Terrestrial radio trade association the National Association of Broadcasters blasted the game-changing manouverings. Executive Vice President Dennis Wharton said: "When the FCC authorized satellite radio, it specifically found that the public would be served best by two competitive, nationwide systems. Now, with their stock prices at rock bottom and their business model in disarray because of profligate spending practices, they seek a government bailout to avoid competing in the marketplace."

Pot, meet kettle.

There is a glimmer of hope for the merger. Speculating on a possible tie-up FCC chairman Kevin Martin said recently: "The companies would need to demonstrate that consumers would clearly be better off with both more choice and affordable prices." Monopolies are not known for creating the conditions required to drive prices down though.

Rather than stifling such competition and dynamism in the industry, Sirius reckons a monopoly would "create a stronger platform for future innovation within the audio entertainment industry and will provide significant benefits to all constituencies".

Sirius CEO Mel Karmazin, who would hang on to the top spot at the combined provider, also hinted that the much-vaunted advertising-free dogma cold be dropped if the merger is approved, saying: "The combined company will be positioned to...drive increased advertising revenue and reduce expenses." Between them, Sirius and XM would bring $1.6bn in debt baggage to a nascent monopoly. ®

Beginner's guide to SSL certificates

More from The Register

next story
Criticism of Uber's journo-Data Analytics plan is an Attack on DIGITAL FREEDOM
First they came for Emil – and I'm damn well SPEAKING OUT
'It is comforting to know where your data centres are.' UK.GOV does NOT
Plus: Anons are 'wannabes', KKK says, before being pwned
Google's whois results say it's a lousy smut searcher
Run whois google.com or whois microsoft.com. We dare you, you PIG◙◙◙◙ER
Holy vintage vehicles! Earliest known official Batmobile goes on sale
Riddle me this: are you prepared to pay US$180k?
'Open source just means big companies can steal your code.' O RLY?
Plus: Flame of the Week returns, for one night only!
NEWSFLASH: It's time to ditch dullard Facebook chums
Everything hot in tech, courtesy of avian anchor Regina Eggbert
Hey, you, PHONE-FACE! Kickstarter in-car mobe mount will EMBED your phone into your MUG
Stick it on the steering wheel and wait for the airbag to fire
prev story

Whitepapers

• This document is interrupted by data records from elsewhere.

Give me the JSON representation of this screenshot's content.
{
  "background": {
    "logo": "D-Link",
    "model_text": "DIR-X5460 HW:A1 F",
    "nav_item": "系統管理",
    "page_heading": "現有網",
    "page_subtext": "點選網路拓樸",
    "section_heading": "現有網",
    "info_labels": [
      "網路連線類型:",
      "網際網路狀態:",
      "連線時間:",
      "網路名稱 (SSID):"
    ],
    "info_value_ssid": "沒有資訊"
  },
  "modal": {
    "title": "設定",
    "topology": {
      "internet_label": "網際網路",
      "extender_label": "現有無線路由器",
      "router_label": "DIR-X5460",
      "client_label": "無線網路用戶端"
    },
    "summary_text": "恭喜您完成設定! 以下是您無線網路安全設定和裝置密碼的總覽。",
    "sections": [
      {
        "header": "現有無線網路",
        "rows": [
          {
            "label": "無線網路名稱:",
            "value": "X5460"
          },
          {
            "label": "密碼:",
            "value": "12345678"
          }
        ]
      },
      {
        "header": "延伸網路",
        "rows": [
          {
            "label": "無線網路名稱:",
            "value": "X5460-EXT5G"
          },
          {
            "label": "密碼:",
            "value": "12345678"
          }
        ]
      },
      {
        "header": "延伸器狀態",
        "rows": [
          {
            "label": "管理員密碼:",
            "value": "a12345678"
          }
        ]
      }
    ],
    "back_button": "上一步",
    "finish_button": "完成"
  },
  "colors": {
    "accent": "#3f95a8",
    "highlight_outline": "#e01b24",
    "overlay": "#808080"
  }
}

Driving business with continuous operational intelligence
Introducing an innovative approach offered by ExtraHop for producing continuous operational intelligence.
Why CIOs should rethink endpoint data protection in the age of mobility
Assessing trends in data protection, specifically with respect to mobile devices, BYOD, and remote employees.
Forging a new future with identity relationship management
Learn about ForgeRock's next generation IRM platform and how it is designed to empower CEOS's and enterprises to engage with consumers.
Reg Reader Research: SaaS based Email and Office Productivity Tools
Read this Reg reader report which provides advice and guidance for SMBs towards the use of SaaS based email and Office productivity tools.
Mitigating web security risk with SSL certificates
Web-based systems are essential tools for running business processes and delivering services to customers.